There was a catch, however. The quads also focus electrons differently depending on their energy. Even more complex magnets called sextupoles can correct for that effect. But if the beam is already narrow, the sextupoles work inefficiently and the scheme conks out before reaching maximal compression. MAX IV researchers sidestepped that problem by reducing the energy of their electrons, but ESRF couldn’t do that and still produce hard x-rays. In 2008, Raimondi and colleagues found a way out of the dilemma: They would arrange the gauntlet of magnets so that the electron beam would spread out briefly as it passed through the sextupoles.

After shutting down their machine in December 2018, ESRF workers replaced almost all of its components in just 13 months at a cost of €150 million. Whereas the original machine had two long dipoles in each of its 32 segments, or arcs, the new one has seven, plus 24 other magnets. All told, more than 1000 new magnets were installed in the same doughnut-shaped hall as before. “The body of the car remains the same, but we took out the old motor and put in the engine of a Ferrari,” Raimondi says.

The rebuilt machine should open up qualitatively new windows in x-ray science, says Harald Reichert, ESRF’s director for research in the physical sciences. Hard x-rays can penetrate materials far more deeply than lower energy x-rays, and the new machine’s intense x-ray beams will enable it to study samples up to 1 meter thick. So, scientists could scan an engine block and then zoom in on material defects with near atomic resolution, Reichert says.

Because the x-ray photons emerge from such a tiny electron beam, they should oscillate in unison like those in laser light, accentuating the wavelike nature of the x-ray beam. That enhanced coherence gives the new ESRF a big advantage for imaging. When researchers shine an x-ray beam through a sample, variations in the material will delay the wave front of the coherent x-rays to different degrees, creating a mottled intensity pattern on a distant detector. From many such patterns, researchers can extract a detailed 3D image of the sample.

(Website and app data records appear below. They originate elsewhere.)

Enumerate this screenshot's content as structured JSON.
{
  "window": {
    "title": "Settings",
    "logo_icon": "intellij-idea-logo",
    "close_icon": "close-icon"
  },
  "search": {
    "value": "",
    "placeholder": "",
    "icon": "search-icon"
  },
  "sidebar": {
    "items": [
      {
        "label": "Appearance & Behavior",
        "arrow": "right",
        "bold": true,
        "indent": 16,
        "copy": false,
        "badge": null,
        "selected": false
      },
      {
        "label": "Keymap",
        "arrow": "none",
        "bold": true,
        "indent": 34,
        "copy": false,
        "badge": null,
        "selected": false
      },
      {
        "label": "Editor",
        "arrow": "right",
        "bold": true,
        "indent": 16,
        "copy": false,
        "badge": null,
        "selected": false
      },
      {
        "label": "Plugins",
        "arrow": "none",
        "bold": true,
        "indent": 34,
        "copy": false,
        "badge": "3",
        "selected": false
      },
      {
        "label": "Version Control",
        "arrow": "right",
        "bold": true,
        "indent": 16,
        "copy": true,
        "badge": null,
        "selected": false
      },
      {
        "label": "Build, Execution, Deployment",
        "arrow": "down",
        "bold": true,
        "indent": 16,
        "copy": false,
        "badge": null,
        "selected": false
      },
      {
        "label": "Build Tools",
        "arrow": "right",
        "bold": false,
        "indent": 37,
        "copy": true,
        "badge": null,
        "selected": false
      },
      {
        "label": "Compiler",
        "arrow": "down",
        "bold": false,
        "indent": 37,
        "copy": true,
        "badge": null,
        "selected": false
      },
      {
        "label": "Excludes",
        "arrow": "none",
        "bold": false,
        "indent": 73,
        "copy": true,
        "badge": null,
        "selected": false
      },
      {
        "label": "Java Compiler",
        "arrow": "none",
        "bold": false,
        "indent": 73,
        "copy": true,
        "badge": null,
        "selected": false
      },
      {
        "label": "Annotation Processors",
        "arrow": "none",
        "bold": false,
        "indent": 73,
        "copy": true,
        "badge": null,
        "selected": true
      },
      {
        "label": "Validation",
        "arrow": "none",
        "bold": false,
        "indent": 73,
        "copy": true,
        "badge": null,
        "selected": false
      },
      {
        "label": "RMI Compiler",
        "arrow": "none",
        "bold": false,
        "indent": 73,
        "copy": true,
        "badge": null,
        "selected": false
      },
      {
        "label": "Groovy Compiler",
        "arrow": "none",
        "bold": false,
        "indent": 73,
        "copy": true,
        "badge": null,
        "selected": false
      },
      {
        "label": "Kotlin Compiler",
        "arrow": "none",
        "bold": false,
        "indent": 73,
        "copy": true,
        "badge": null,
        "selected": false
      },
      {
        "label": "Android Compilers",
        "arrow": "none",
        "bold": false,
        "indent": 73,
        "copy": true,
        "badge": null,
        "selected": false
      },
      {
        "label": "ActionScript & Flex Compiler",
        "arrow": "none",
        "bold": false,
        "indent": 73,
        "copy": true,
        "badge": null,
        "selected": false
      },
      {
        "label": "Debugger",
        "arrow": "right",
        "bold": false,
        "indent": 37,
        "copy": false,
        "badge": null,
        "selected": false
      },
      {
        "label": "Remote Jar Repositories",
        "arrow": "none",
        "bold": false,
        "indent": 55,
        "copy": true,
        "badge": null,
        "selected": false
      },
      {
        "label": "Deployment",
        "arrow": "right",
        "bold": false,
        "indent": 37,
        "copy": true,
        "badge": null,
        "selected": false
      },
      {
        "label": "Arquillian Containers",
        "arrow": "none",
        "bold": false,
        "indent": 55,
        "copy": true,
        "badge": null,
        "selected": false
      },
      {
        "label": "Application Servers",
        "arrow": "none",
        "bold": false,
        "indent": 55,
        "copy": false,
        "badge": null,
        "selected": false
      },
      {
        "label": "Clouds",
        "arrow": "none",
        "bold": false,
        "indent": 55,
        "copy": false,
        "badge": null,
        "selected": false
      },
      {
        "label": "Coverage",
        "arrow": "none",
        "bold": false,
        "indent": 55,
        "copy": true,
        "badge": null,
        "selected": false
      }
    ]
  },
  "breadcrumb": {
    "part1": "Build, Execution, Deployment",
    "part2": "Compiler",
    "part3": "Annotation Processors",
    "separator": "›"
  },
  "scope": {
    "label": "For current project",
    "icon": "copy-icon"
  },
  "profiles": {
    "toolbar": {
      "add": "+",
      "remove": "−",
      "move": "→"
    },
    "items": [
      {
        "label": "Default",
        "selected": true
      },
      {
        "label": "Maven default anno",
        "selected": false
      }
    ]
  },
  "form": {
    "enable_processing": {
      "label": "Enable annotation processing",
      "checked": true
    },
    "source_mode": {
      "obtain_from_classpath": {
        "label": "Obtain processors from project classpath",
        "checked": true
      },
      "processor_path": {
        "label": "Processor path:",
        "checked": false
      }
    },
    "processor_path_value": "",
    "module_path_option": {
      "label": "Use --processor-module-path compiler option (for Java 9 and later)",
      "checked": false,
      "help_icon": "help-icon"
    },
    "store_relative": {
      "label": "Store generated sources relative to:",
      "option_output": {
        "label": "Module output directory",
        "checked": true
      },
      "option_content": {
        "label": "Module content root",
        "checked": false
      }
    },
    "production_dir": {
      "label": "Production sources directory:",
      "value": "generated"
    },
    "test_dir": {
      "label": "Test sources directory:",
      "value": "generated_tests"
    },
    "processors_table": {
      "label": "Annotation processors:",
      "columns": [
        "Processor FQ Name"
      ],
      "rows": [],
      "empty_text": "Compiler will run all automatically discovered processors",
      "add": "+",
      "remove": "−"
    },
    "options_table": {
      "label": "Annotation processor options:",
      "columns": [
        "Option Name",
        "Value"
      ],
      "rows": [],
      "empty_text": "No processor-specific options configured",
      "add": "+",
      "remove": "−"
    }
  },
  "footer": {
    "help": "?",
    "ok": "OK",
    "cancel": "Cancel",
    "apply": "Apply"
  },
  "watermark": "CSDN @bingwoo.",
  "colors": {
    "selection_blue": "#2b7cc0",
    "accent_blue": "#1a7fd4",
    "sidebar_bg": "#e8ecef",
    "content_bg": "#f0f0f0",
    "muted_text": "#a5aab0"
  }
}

For example, neuroscientists striving to map the individual neurons and their interconnections in the mouse brain must now cut a brain into fine slices, scan each slice with an electron microscope, and then use massive computer power to link the slices. With ESRF’s penetrating, coherent beams, researchers may be able to do the same thing far faster in an intact mouse brain. “If they can do that, it’s going to have a huge impact on the community,” says Eva Dyer, a computational neuroscientist at the Georgia Institute of Technology. “It’s supercool.”

ESRF will have a few years to press its advantage. Its nearest competitor, the Advanced Photon Source (APS) at Argonne National Laboratory in Illinois, will undergo a similar yearlong rebuild in 2022, says APS Director Stephen Streiffer. “We see the two machines not so much as competitors but as sister facilities,” Streiffer says. “There’s plenty of discoveries to go around.”

The RIKEN Spring-8 laboratory in Japan and the German Electron Synchrotron laboratory are also planning rebuilds, and China is designing a brand-new x-ray facility.

Researchers are already exploiting ESRF’s new capabilities to help confront the COVID-19 pandemic. Several projects are studying the molecular structure of the SARS-CoV-2 virus, and another is using the new synchrotron to image lungs damaged by COVID-19, says Jean Susini, ESRF’s director for research for life sciences. “In fact, the EBS’s first light was used in COVID-19 research.”